The headquarters of the British air defence core in WW2.
This newly restored 18th-century mansion has a heroic history. Air Chief Marshal Hugh Dowding and his staff used this house and associated buildings as an information and strategic planning centre during World War Two.
It was from here that they received information first about the incoming German bombers and used it to deploy Britain's Spitfire and Hurricane squadrons to defend the country.
During World War II, the function of the Royal Observer Corps was to report all aircraft movement over land and offshore to their respective centres. From there the information was relayed to the RAF Reporting and Control Network here.
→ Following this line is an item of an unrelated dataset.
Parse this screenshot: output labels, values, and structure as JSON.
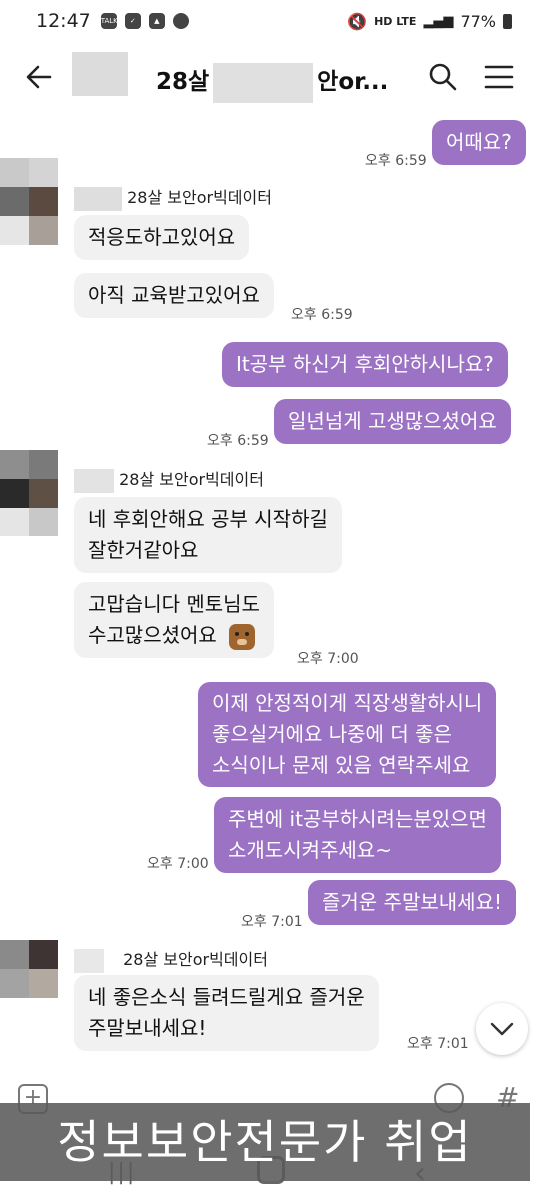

From 1937 until March 1940 Dowding's operation room was in a converted anteroom until the underground bunker was opened in 1940. It was in the operations rooms that Dowding monitored the intelligence required for his vital decision making in the run up to the key Battle of Britain.
The original Priory, which housed a cell of Augustinian Friars, was believed to have been founded in 1170 by Ranulf de Glanville. In 1546 Henry VIII gave the Priory to private owners. In 1766 the estate was sold to James Duberly, who duly pulled down the original Priory and in the 1770's built the present Bentley Priory to a design prepared by Sir John Soane, on the highest point on the ridge some distance from the original site.
It was the final home of the Dowager Queen Adelaide, widow of William IV, who occupied the Priory from April 1846 until her death there in 1849.
It looks out, then as now, over a sculpted Italianate garden and on, across a big sky, towards Harrow On The Hill and the tall spire of St Mary's church.